Treatment of Generalised Anxiety Disorder (GAD)

Before Generalised Anxiety Disorder (GAD) can be treated, it must be diagnosed and research suggests that people with GAD are not always diagnosed or the symptoms are masked by use of alcohol.

Whilst there is often a strong genetic component to GAD, sometimes our childhood experiences can predispose us to GAD. It is thought that suppressing or bottling up difficult emotions such as anger can cause lifelong problems with anxiety and difficulties being assertive. Medication and psychotherapy have a vital role in treating GAD.

People with GAD often feel anxious or nervous about taking psychiatric medication as they fear losing control but taking medication actually allows them to regain control of their lives. Groups of antidepressants such as SSRI’s (Selective Serotonin Reuptake Inhibitors) or SNRI’s (Serotonin and Noradrenaline Reuptake Inhibitors) or Pregabalin are often suggested for the treatment of GAD.

In terms of psychotherapy, CBT (Cognitive Behavioural Therapy) is often recommended, however, it is not always the most appropriate therapy, especially if the GAD is related to difficult childhood experiences. In these situations, CAT (cognitive analytic therapy), which is a relational form of therapy, may be more appropriate.

For more information on the treatment of GAD, follow these useful website links:



For more information on Cognitive Analytic Therapy, visit the ACAT website.

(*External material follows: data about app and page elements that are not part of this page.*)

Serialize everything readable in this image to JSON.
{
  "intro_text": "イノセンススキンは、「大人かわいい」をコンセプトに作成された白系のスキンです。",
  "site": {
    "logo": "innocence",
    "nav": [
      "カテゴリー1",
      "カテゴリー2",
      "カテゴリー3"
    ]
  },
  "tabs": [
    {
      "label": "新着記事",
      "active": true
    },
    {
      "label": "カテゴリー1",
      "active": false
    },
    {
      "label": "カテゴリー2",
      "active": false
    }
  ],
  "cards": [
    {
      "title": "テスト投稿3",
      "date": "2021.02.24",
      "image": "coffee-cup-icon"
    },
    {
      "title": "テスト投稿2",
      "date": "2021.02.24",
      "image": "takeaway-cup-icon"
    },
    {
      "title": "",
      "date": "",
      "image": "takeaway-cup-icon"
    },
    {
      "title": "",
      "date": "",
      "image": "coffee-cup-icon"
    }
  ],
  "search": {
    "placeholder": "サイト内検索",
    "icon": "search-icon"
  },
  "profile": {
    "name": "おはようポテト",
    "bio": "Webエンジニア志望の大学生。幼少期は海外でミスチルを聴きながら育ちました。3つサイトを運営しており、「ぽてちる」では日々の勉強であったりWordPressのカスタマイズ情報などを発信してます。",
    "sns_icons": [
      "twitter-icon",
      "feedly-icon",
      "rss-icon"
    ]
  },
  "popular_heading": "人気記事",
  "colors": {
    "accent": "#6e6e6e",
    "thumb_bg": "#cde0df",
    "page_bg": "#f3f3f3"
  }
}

To book an appointment for assessment and treatment of GAD, call 0207 299 0375, or fill in our online appointment request form.